14 Feb Guard Your Heart
“Guard your heart.”
You’ve probably heard that before…more times than you can count.
I know I have. I’ve heard it, repeated it, tried and failed to obey it. I’ve cracked jokes about it in reference to dating and relationships. I’ve listened to sermons and read articles trying to understand why I should guard my heart and what that even looks like. I’ve also heard the response that guarding your heart is pointless because relationships are just messy.
As you may already know, this saying that has become so popular in our Christian circles actually does come from Scripture (unlike some of our other clichés). Proverbs 4:32 – “Keep your heart with all vigilance, for from it flow the springs of life.”
But, honestly, I think we’ve missed the point.
Here’s why – we’ve made this verse completely about ourselves.
So, I’m not going to tell you to guard your heart. I’m not going to tell you not to guard you heart. And, no, I’m not just going to tell you to let Jesus guard your heart either. Even then, I think I’d still be missing the beauty displayed in this verse…stay with me, because you have to see this.
It didn’t dawn on me until about a year ago, when I opened the Bible and started studying Proverbs 4:23. Slowly, God started to unveil this truth.
Proverbs is a book of wisdom literature. It’s full of practical instruction for a life spent faithfully following the Lord. One of its authors is King Solomon, David’s son. What qualifies him to write a book of wisdom? Well, in 1 Kings 3-4, we see God give Solomon “wisdom and understanding beyond all measure…” We’re told people of all nations, even other kings, came to hear his wisdom.
So, obviously, the instruction found in Proverbs is important, right? I mean, I should at least try to make some sense of it…
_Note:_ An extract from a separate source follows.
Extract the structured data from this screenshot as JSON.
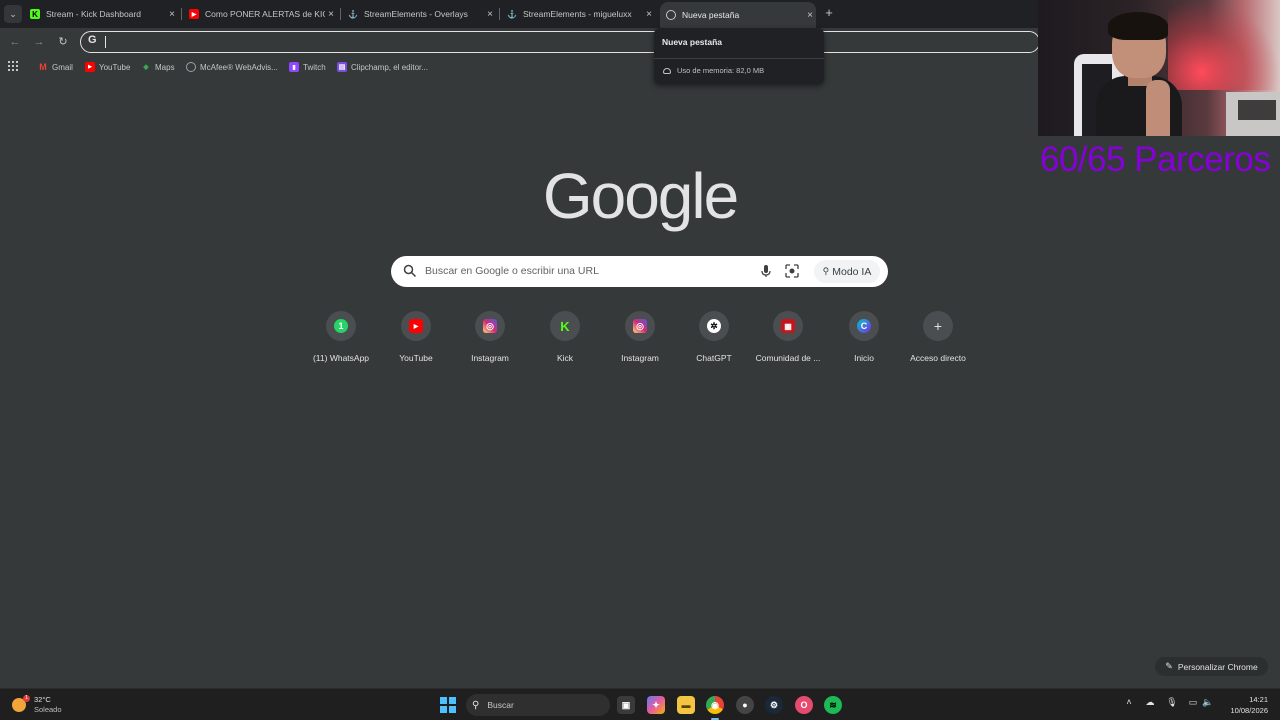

In Proverbs 4:20-27, the passage surrounding verse 23, the author says that these wise words give life, using the imagery of a path to make his point – these instructions are given as protection, meant to keep us following a path that is sure and straight.
Well, that’s obvious, Solomon. Jesus is the path of life (John 14:6). But how does that relate to guarding my heart? Is guarding my heart part of following Him? Eh…it still wasn’t really connecting.
Then I read verse 23 again (emphasis added):
“Keep your heart with all vigilance,
for from it flow the springs of life”
Read that second line again. What imagery is he using now? Water. A spring – a natural source of water for rivers or streams.
That sounds familiar…doesn’t Jesus say something like this somewhere?
Yes. He does.
“If anyone thirsts, let him come to me and drink. Whoever believes in me, as the Scripture has said, ‘Out of his heart will flow rivers of living water’” (John 7:37-39).
Christ is that spring. He is the source of the living water that Solomon writes about in Proverbs.
Oh, and one more thing about the wisdom of Solomon. Paul writes that it’s Christ “in whom are hidden all the treasures of wisdom and knowledge” (Colossians 2:3). The giver, sustainer, and protector of life Himself is also the source of all wisdom for the writer of Proverbs.
You see, Proverbs 4:23 is not primarily about us and our relationships with other people. I don’t think that the focus of this verse is about us and our ability, or inability, to protect our hearts in the context of interpersonal relationships.
I have to ask…why? Why do we only apply this verse to relational boundaries, anyway? Don’t get me wrong, those boundaries are absolutely beneficial, but this is more than just a filter for interactions with other people. This is a call to something greater than that.
As a follower of Christ, the Spirit has awakened you to the relationship you were created for. This is what you are being called to in this passage: more of Him.
So how can I “guard my heart”? God meets with His people through His Word, so read it! Open it up and get to know the One who gave His life to give you a new heart, His heart. Get to know Him. Read about His love for you.
Hear Him say, “I have called you by name, you are mine.”
See His promise to never leave you or forsake you, but to come for you.
Be awed, as God, in the great love with which He loves you, becomes man to live and die for you. He took your sin, your shame, upon Himself. No one’s ever sacrificed and loved you this way.
Let His wounds heal yours.
Then like Thomas, fall at His feet saying, “My Lord and My God.”
Go to Him. That is how to “guard your heart.”
Robbie Fore is on the Summit College Staff Team at North Carolina State University.
Come out to Brier Creek South for SC United next Friday at 7 pm to hear more about how to make sense of love and romance and how to avoid idolatry in your relationship or singleness!